The PEW Research Center study also found another notable trend. While young adults are still more likely than middle-aged or older adults to live in a shared household and the very young (those under 35) are far more likely than older adults to live in shared households, across demographics (with the exception of those 75 years and older) shared household arrangements are on the rise. Between 1995 and 2017, the number of people younger than 35 living in a shared household rose by 4%, the number of adults 25 to 54 years of age living in a shared household rose by 9%, and the number of adults 55 to 64 years of age living in a shared household rose by 6%.
Economics and cultural factors lead to rise in shared households
Richard Fry, a senior researcher at the PEW Research Center, observes that “The rise in shared living may have implications for the nature of household finances—that is, how income and expenses are shared among members” but economics is not necessarily the only factor driving the rise of shared households. As Fry further observes, “Nonwhite adults are much more likely than white adults to be doubled up, mirroring their greater propensity to live in multigenerational households. Nonwhite adults are a growing share of the adult population, and thus some of the rise in shared living arrangements is due to longer-running demographic change.”

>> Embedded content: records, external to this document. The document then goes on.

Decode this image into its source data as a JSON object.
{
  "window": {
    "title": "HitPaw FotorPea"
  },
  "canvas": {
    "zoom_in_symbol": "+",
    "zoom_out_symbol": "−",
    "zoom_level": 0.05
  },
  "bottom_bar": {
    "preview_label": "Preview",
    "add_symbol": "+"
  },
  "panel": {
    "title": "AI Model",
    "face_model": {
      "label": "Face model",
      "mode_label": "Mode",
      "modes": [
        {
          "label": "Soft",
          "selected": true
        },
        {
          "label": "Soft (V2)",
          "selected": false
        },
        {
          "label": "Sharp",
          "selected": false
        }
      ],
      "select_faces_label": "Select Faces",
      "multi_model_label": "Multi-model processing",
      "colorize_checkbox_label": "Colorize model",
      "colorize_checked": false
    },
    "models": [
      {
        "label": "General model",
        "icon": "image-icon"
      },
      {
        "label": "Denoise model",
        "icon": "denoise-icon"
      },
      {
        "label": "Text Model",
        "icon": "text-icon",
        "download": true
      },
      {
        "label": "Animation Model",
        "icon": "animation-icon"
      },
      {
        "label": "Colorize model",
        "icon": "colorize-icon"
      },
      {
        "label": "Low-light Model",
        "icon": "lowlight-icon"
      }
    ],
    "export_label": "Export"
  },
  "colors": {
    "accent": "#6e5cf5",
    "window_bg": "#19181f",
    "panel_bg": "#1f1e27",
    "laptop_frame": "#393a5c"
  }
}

What Fry does not address is that this apparent cultural difference may still be largely about economics. Notably, White families are still far more likely to own their own home than Black or Hispanic families nationwide and in New York City, the gap is even greater. According to the NYC Furman Center, homeownership rates for Black and Hispanic families are 42 and 45% respectively compared to 71% for White families nationwide. In New York City, homeowner rates are much lower across the board, but the difference is significantly greater in minority communities. While 42% of White New Yorkers own, only 26% of Black and only 15% of Hispanic New Yorkers own rather than rent. Given that other studies have found that on average nonwhite buyers also take longer to purchase a first home (perhaps, because they are less likely to have a parent who already owns and has the equity to co-sign a mortgage or offer a large gift for a down payment), the higher number of nonwhite families living in shared households may simply reflect the fact that sharing is a strategic way to avoid high rents and save for a down payment.
A lot of Americans live solo, fewer in NYC
Despite the current rise in shared households, it is worth noting that living solo is also still on the rise. Indeed, the proportion of Americans living alone has been on the rise since the 1920s, especially in urban areas. According to the U.S. Census Bureau, as of 2016, households were still shrinking. Since 1960, the average American household has shrunk from 3.3 to 2.5 people. Moreover, 28% of households are home to just one person—an increase of 13% since 1960. But this is where New York City may be an outlier. While the average American household has now shrunk to 2.5 people, in New York City, the average household is comprised of 2.63 people and this figure may, in fact, be much higher given that many adults sharing small apartments are unwilling to fully reveal their living arrangements when a U.S. Census Bureau employee comes knocking on their door.